** GOAL OF THE EXERCISE **
Show every line in the material below in which the string "check" appears.

** THE DATA **

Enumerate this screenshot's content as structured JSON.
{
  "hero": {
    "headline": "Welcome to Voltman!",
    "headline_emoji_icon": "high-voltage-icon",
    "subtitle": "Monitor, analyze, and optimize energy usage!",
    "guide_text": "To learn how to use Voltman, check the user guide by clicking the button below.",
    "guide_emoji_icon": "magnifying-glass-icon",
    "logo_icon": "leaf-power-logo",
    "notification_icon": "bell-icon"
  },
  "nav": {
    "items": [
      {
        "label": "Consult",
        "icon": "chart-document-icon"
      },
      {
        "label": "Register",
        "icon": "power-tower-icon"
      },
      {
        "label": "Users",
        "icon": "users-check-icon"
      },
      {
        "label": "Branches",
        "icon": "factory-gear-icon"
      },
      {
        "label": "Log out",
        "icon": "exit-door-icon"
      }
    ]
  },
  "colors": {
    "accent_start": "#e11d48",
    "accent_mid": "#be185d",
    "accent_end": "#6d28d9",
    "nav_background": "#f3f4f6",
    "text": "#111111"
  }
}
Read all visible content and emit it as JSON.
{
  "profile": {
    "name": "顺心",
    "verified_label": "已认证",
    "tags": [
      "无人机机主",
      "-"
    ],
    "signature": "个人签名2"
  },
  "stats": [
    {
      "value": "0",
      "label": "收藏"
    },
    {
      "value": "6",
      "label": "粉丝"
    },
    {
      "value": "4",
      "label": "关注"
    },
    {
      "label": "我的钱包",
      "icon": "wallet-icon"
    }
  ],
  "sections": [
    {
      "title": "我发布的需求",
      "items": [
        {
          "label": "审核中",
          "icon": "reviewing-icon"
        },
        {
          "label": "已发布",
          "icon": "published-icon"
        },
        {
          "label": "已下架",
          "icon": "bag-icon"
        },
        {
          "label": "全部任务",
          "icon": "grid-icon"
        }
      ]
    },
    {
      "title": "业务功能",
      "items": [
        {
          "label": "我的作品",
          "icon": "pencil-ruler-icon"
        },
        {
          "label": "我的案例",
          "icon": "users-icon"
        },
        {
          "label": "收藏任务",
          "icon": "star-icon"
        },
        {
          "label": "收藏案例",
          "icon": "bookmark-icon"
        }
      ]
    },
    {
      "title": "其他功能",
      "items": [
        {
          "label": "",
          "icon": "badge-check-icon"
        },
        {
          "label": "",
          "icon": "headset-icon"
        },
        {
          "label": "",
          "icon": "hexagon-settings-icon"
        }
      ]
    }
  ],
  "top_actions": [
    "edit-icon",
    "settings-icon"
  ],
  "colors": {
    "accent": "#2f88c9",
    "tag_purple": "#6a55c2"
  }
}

** RESPONSE AREA **
    "guide_text": "To learn how to use Voltman, check the user guide by clicking the button below.",
        "icon": "users-check-icon"
          "icon": "badge-check-icon"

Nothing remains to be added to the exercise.